Magnolia Warbler 8-23-14 at the swamp
Magnolia Warbler 8-23-14
Magnolia Warbler at the Swamp 8-21-14
This morning (8-21-14) I stumbled across a rare and very early Fall migrant – a Magnolia Warbler. The previous earliest date for this bird in San Diego is September 5. This is an eastern warbler which is considered a vagrant in Southern California.
Blue Grosbeak female with grasshopper ready to be fed to begging juvenile
Western Tanager female-looking. Could be a male. Note a slight amount of red around the beak.
Chipping Sparrow 8-16-14
A fall migrant chipping sparrow showed up at my feeders on 8-16-14. The first migrant sparrow of the Fall.
Other recent sightings follow.
This species, and other Empidonax flycatchers are difficult to distinguish. This might be a more-common Western-wood Pewee, but the color and primary projection look more like a Willow fly.
Blue Grosbeak – female type
Anna’s Hummingbird – adult male
Willow Flycatcher 8-8-14
Fall migration is well under way, with all the expected birds showing up when expected. Above, a willow flycatcher.
Wilson’s warbler, warbling vireo, orange-crowned warbler, lazuli bunting, Nashville warbler, western tanager and black-chinned hummingbird have all shown up. The next few weeks should herald the rest of our western warblers: Townsends, black-throated gray, MacGillvirays, yellow-rumped and hermit. Yellow warblers have been present all summer, likely raised a brood.
Black-chinned Hummingbird 8-8-14
Some of our summer birds will linger for a while. Scott’s and Bullock’s orioles are getting scarce, and adult males seem to have all left. Few, if any adult male hooded orioles remain, while female and juvenile birds are still common. There are still male and female black-headed grosbeaks and blue grosbeaks.
Immature hooded oriole, male 8-8-14
Black Phoebe, 8-8-14
Black Phoebe 8-8-14
The little parakeet showed up on August 2. There is a budgie breeder in town, and this is the third apparent escapee I’ve had at my feeder. The bird seems well integrated into the local flock of house sparrows.
Black Vulture 8-3-14. This is only the second record for this species in the county.
Sunday afternoon, after the monsoon had blown out of town, I noticed an odd looking vulture overhead. I grabbed my binoculars and then my camera and got some crappy photos. But they were enough for me to ID a very rare (in San Diego County) black vulture.

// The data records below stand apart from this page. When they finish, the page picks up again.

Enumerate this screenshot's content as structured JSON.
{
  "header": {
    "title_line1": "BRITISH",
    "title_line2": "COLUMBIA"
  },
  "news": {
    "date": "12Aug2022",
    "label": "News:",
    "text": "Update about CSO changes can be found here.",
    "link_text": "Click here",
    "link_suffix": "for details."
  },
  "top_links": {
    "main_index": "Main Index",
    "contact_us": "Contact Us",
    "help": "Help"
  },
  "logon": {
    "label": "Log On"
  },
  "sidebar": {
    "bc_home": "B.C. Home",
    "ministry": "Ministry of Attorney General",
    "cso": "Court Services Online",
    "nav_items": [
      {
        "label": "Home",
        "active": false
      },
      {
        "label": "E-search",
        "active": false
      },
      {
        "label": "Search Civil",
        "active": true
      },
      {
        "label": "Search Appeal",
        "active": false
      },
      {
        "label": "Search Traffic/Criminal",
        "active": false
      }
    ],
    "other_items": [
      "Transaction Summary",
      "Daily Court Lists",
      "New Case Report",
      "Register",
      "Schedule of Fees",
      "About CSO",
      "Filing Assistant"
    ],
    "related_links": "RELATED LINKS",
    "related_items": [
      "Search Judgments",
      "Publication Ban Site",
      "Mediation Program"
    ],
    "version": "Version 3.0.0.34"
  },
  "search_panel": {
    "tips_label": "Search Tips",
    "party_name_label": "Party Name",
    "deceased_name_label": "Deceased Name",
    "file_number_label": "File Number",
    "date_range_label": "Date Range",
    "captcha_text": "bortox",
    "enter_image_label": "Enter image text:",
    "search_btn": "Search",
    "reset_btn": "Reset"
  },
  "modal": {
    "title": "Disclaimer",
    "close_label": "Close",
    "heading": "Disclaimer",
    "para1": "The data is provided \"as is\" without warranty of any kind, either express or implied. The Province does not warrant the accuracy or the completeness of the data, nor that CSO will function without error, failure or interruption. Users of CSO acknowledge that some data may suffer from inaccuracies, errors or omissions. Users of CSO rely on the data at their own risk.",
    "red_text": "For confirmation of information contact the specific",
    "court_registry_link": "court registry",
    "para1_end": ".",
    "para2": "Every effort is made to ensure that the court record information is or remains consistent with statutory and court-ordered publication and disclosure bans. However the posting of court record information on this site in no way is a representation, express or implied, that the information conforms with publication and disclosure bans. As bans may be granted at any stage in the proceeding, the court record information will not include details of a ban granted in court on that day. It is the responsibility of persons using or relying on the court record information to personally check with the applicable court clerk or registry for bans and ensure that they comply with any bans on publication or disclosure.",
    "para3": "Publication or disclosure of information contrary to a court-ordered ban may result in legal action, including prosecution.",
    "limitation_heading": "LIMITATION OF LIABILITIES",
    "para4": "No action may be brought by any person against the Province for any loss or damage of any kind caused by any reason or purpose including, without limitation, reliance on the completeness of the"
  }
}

This species is a close relative of the common turkey vulture, the red-headed brown bird that is often seen sunning itself on utility poles in the early morning.
The main difference between turkey vultures (TVs) and Black vultures (BVs), are that TVs have red heads and a two-toned underwing pattern. BVs have black heads and lack the two-toned appearance. Also, the “fingers” at the ends of the wings on BVs are white or silver.

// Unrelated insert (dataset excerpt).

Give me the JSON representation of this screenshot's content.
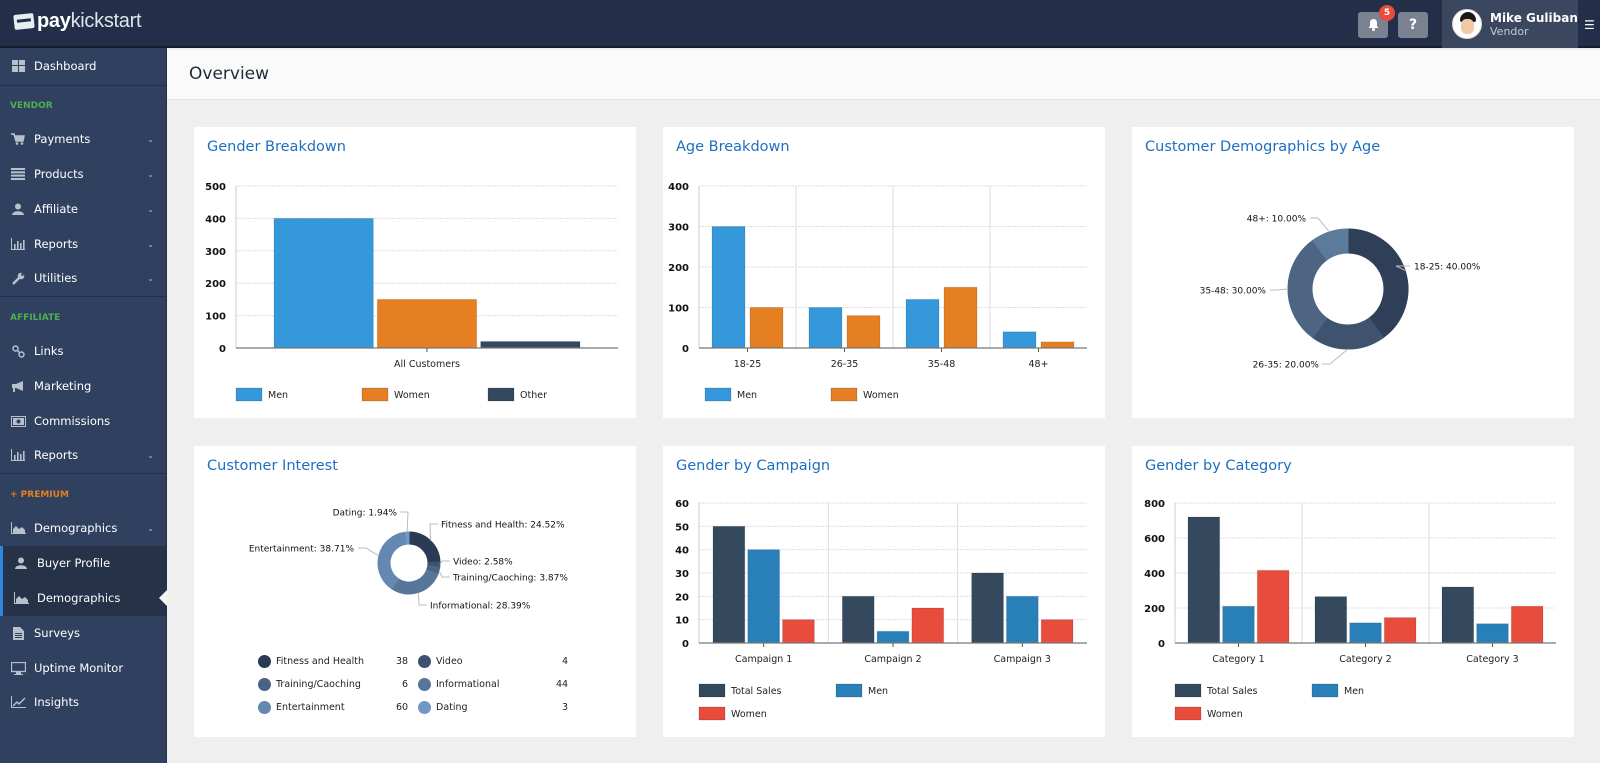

Alas, the black vulture flew off to the northwest, unlikely to be seen again. But who knows?
Watch the sky.
Black Vulture 8-3-14
Also seen recently……
Pacific-slope Flycatcher 8-4-14
An early migrant flycatcher at the swamp.
Lazuli Bunting 8-4-14
An adult male Lazuli Bunting seen in the “sunflower lot” on the north side of Seely Ave. Another early migrant.
Ash-throated Flycatcher 8-4-14
The ash-throated fly is a common summer resident and breeding species.
A common fall migrant at the swamp, usually seen in pairs or small flocks.